Saturday, September 21, 2013

Widescreen DragonBall Z...Again

Gather 'round young'ns and Old Man Gozar will tell you a story. Once upon time, way back in the year 2007, FUNimation Entertainment made the bone-headed decision to take DragonBall Z and crop its aspect ratio to 16:9. Naturally this resulted in 20% of the picture being lost. Now, here we are, 6 years later and on the cusp of 2014 FUNimation is planning on revisiting this travesty to animation via a new Blu-ray release. The end.

I'm not sure if I should be more upset with FUNimation for doing this or with their fans for requesting it. If you recall, this past summer, FUNimation posted up a survey asking people their opinions about a potential Blu-ray release of DragonBall Z. One of the questions that they posed was whether the survey takers would prefer this release to be in its proper 4:3 (Fullscreen) aspect ratio or in a cropped 16:9 (Widescreen) aspect ratio. Clearly the masses have spoken. While I understand that FUNimation is still a business, are they making the correct decision even from a purely business standpoint? It is clear that this decision to present DBZ in 16:9 again is going to alienate a portion of the fan base. At this point in time, anyone who is a fan of DragonBall for more than mere internet memes and Toonami nostalgia should have a certain level of respect for the film's integrity. I myself am a part of this group of people and like a massive fraction of this group, I will not be purchasing this release for the sole reason that the footage will be cropped. Needless to say, FUNimation will be losing a great deal of sales due to this decision. On the other hand, how many people out there who want DragonBall Z on Blu-ray will actually pass it up if it were to be presented in its original and correct 4:3 aspect ratio? I can't imagine that this number would surpass those who will not be purchasing these releases based on it being in 16:9. But even if it were, I pose this question: Is that the type of fan that you want to cater to as a business?
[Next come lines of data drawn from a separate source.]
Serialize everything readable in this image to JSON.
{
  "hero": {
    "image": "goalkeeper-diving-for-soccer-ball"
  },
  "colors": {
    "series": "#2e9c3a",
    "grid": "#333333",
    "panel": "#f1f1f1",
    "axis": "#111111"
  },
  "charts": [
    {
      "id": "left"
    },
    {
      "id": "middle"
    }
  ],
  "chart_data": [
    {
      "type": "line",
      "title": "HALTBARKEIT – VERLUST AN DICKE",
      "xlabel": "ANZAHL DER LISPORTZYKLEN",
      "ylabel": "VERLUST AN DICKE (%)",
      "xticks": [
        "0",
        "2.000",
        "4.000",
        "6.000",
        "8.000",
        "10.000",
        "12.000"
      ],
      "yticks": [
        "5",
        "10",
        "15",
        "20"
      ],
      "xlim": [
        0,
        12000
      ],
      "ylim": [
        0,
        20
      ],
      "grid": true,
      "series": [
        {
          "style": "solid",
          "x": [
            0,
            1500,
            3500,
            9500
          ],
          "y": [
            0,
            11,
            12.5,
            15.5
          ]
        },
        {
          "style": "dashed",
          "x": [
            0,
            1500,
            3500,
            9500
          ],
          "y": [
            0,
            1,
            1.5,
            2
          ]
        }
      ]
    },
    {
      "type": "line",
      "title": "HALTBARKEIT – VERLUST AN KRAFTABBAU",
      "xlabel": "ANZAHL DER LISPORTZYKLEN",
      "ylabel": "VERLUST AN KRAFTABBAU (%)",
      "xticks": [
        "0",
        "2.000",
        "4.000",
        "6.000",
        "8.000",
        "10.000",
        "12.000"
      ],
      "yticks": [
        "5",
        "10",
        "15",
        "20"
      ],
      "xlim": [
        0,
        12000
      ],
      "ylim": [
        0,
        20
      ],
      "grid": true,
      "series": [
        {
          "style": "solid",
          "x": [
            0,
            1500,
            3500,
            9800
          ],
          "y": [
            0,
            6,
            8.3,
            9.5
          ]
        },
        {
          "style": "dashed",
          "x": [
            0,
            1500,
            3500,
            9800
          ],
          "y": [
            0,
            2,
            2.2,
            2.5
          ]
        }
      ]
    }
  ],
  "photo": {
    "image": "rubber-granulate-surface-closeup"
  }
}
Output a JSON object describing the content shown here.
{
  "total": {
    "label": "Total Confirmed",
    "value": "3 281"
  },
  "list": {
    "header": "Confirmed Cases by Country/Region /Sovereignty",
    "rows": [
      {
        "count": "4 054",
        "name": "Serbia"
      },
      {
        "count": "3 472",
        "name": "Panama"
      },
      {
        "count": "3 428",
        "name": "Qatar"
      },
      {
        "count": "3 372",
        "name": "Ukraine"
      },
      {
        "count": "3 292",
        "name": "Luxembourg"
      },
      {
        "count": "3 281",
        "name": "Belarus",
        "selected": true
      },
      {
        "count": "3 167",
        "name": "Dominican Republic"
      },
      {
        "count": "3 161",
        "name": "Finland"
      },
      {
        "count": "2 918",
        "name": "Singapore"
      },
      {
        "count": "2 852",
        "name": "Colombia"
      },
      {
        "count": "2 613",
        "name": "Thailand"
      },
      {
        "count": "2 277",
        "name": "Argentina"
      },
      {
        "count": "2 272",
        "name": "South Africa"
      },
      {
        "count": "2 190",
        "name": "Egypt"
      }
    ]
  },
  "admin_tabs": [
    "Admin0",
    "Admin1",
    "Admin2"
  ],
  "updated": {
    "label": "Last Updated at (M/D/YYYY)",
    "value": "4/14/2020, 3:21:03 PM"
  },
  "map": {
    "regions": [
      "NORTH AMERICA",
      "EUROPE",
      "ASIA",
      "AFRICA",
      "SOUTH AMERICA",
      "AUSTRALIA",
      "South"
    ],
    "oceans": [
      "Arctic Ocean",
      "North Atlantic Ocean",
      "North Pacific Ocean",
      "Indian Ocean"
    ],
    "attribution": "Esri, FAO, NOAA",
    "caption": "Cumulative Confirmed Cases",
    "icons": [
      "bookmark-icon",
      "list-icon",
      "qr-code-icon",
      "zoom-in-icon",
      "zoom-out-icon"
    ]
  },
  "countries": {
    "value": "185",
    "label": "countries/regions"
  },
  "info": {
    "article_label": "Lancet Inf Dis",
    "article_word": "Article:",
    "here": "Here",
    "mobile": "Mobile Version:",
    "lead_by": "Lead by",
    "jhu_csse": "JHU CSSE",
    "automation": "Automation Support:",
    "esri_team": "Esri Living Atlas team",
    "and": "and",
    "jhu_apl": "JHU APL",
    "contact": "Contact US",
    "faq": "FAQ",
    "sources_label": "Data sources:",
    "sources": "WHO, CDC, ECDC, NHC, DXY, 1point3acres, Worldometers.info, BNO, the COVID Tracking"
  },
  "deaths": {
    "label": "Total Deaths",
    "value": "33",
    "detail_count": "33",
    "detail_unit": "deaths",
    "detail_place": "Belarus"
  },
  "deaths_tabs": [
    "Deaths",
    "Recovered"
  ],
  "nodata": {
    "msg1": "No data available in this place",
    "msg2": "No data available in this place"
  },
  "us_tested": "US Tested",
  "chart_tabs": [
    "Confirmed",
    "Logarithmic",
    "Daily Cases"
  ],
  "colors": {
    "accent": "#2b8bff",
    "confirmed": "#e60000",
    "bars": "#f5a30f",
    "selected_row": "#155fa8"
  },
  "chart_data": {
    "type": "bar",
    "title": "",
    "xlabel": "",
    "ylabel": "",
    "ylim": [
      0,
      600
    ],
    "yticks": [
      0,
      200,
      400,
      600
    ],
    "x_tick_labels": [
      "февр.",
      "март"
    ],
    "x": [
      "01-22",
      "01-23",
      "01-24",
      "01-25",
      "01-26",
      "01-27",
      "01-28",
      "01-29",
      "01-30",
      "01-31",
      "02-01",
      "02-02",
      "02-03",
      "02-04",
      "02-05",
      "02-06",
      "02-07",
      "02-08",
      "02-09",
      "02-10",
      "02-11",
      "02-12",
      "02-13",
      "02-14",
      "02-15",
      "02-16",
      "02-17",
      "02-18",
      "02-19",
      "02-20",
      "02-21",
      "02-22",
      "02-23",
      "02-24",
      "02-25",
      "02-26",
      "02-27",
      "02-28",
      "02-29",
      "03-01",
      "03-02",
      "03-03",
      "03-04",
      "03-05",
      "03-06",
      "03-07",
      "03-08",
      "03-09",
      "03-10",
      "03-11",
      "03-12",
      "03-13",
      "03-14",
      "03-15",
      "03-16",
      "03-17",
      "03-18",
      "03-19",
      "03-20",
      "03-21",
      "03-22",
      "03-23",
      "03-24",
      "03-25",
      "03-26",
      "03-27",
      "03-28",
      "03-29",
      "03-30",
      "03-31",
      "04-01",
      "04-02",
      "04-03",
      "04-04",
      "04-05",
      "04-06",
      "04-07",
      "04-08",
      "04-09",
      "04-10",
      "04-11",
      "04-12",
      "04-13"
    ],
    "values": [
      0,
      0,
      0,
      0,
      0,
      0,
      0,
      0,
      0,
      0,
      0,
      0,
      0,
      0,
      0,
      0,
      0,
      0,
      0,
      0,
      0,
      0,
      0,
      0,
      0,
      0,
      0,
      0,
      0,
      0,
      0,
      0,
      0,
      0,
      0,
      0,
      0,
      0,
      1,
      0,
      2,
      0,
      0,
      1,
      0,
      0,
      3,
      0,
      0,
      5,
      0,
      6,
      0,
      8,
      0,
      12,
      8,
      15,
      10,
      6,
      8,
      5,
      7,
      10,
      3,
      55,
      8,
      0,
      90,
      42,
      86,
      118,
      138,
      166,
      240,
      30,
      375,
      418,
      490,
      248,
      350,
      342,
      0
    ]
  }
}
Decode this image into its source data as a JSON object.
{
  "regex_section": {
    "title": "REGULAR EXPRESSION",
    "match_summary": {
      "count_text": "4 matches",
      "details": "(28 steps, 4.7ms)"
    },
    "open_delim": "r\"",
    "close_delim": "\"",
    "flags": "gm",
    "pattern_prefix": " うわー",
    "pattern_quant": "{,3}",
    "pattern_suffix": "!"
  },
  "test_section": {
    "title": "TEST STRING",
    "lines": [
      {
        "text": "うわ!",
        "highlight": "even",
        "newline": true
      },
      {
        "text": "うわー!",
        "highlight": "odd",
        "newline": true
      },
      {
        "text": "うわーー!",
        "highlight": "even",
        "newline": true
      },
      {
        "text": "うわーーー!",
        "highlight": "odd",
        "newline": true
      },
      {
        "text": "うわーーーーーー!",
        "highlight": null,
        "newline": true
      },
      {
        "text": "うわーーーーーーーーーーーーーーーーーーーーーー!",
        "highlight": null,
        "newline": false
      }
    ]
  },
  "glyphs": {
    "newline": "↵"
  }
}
In addition to the loss of film integrity, there's one other simple fact that FUNimation and their 16:9 supporting fans seem to be overlooking. Most widescreen TVs feature the ability to stretch or zoom the image to fill the entire screen. While zooming the image may not be as effective as the Pan and Scan technique that FUNimation will be using, if you're the type of fan that doesn't care about losing 20% of the picture anyway, I highly doubt that you'll care how the image fills the screen. Even more-so, I think what may make FUNimation not want fans to have to zoom the image is the fact that a portion of the subtitles may be cut off at times. Well, I've got news for anyone who shares in that opinion. If YouTube is any basis of the "general fan base" (And you can bet it is), the people who actually want DragonBall Z in 16:9 are not watching the series in Japanese. They're watching the Dub and then making their way over to YouTube clips of the Japanese version with the sole intention of flaming it.

I understand that not everyone views animation as an "art." I also understand that there are many who only view products along the lines of Ghibli Films to be artistic. But in my eyes, while there is a clear difference in animation quality between the DragonBall Z TV Series and "Laputa," any drawing on a professional level deserves enough respect to not have the top and bottom of it chopped off.

Ultimately, I know that some will just view this article as an angry nerd ranting. But I hope that I have at least compelled some of you to not purchase this product.

Thursday, July 11, 2013

"3 Jackets" Podcast Episode 75

It's funny, after all of this time, I still haven't begun regularly posting the new Lupin Has 3 Jackets Podcast Episodes on Otaku in a Bottle. Well that ends now!

Here on Episode 75, Ryan and I discuss and review the first two English Dubbed Episodes of "Lupin the Third: The Woman Called Fujiko Mine" which FUNimation has recently posted up on their website.